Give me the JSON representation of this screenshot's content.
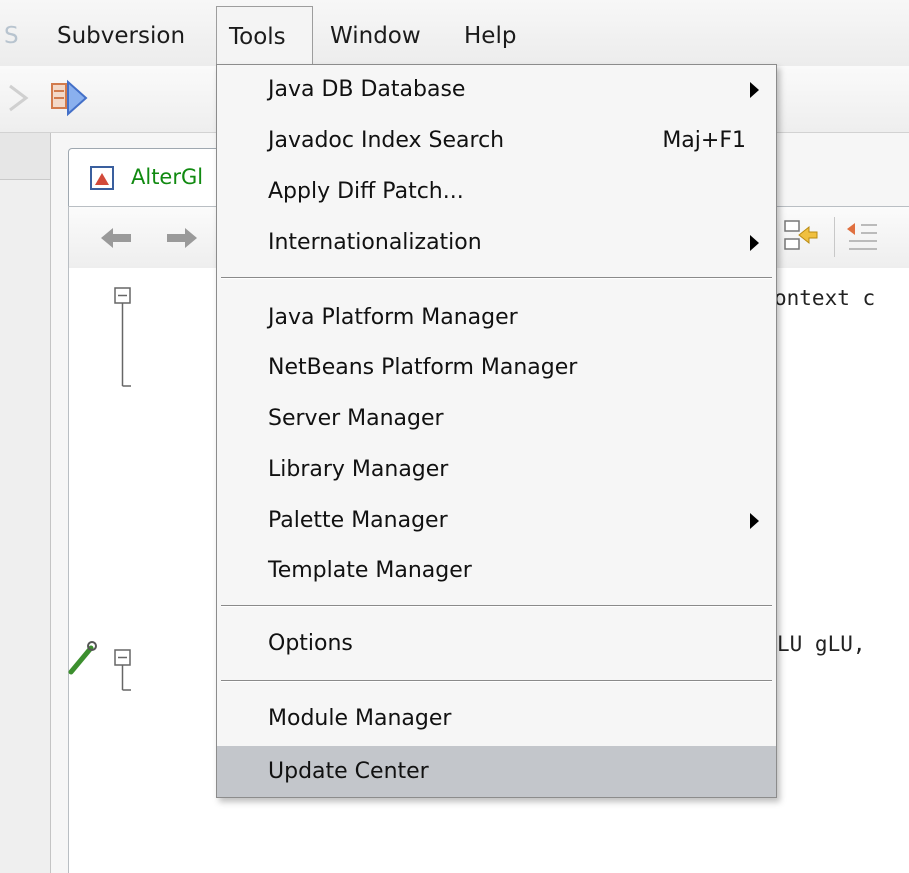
{
  "menubar": {
    "items": [
      {
        "label": "S",
        "state": "faded"
      },
      {
        "label": "Subversion",
        "state": "normal"
      },
      {
        "label": "Tools",
        "state": "open"
      },
      {
        "label": "Window",
        "state": "normal"
      },
      {
        "label": "Help",
        "state": "normal"
      }
    ]
  },
  "editor": {
    "tab_label": "AlterGl",
    "code_lines": [
      "ontext c",
      "LU gLU,"
    ]
  },
  "tools_menu": {
    "items": [
      {
        "label": "Java DB Database",
        "shortcut": "",
        "submenu": true
      },
      {
        "label": "Javadoc Index Search",
        "shortcut": "Maj+F1",
        "submenu": false
      },
      {
        "label": "Apply Diff Patch...",
        "shortcut": "",
        "submenu": false
      },
      {
        "label": "Internationalization",
        "shortcut": "",
        "submenu": true
      },
      {
        "label": "Java Platform Manager",
        "shortcut": "",
        "submenu": false
      },
      {
        "label": "NetBeans Platform Manager",
        "shortcut": "",
        "submenu": false
      },
      {
        "label": "Server Manager",
        "shortcut": "",
        "submenu": false
      },
      {
        "label": "Library Manager",
        "shortcut": "",
        "submenu": false
      },
      {
        "label": "Palette Manager",
        "shortcut": "",
        "submenu": true
      },
      {
        "label": "Template Manager",
        "shortcut": "",
        "submenu": false
      },
      {
        "label": "Options",
        "shortcut": "",
        "submenu": false
      },
      {
        "label": "Module Manager",
        "shortcut": "",
        "submenu": false
      },
      {
        "label": "Update Center",
        "shortcut": "",
        "submenu": false,
        "highlighted": true
      }
    ]
  },
  "colors": {
    "menu_background": "#f6f6f6",
    "highlight": "#c3c6cb",
    "tab_text": "#118a11"
  }
}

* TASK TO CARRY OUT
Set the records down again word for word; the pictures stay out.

* FINISHED EXERCISE
Give me the JSON representation of this screenshot's content.
{
  "menubar": {
    "items": [
      {
        "label": "S",
        "state": "faded"
      },
      {
        "label": "Subversion",
        "state": "normal"
      },
      {
        "label": "Tools",
        "state": "open"
      },
      {
        "label": "Window",
        "state": "normal"
      },
      {
        "label": "Help",
        "state": "normal"
      }
    ]
  },
  "editor": {
    "tab_label": "AlterGl",
    "code_lines": [
      "ontext c",
      "LU gLU,"
    ]
  },
  "tools_menu": {
    "items": [
      {
        "label": "Java DB Database",
        "shortcut": "",
        "submenu": true
      },
      {
        "label": "Javadoc Index Search",
        "shortcut": "Maj+F1",
        "submenu": false
      },
      {
        "label": "Apply Diff Patch...",
        "shortcut": "",
        "submenu": false
      },
      {
        "label": "Internationalization",
        "shortcut": "",
        "submenu": true
      },
      {
        "label": "Java Platform Manager",
        "shortcut": "",
        "submenu": false
      },
      {
        "label": "NetBeans Platform Manager",
        "shortcut": "",
        "submenu": false
      },
      {
        "label": "Server Manager",
        "shortcut": "",
        "submenu": false
      },
      {
        "label": "Library Manager",
        "shortcut": "",
        "submenu": false
      },
      {
        "label": "Palette Manager",
        "shortcut": "",
        "submenu": true
      },
      {
        "label": "Template Manager",
        "shortcut": "",
        "submenu": false
      },
      {
        "label": "Options",
        "shortcut": "",
        "submenu": false
      },
      {
        "label": "Module Manager",
        "shortcut": "",
        "submenu": false
      },
      {
        "label": "Update Center",
        "shortcut": "",
        "submenu": false,
        "highlighted": true
      }
    ]
  },
  "colors": {
    "menu_background": "#f6f6f6",
    "highlight": "#c3c6cb",
    "tab_text": "#118a11"
  }
}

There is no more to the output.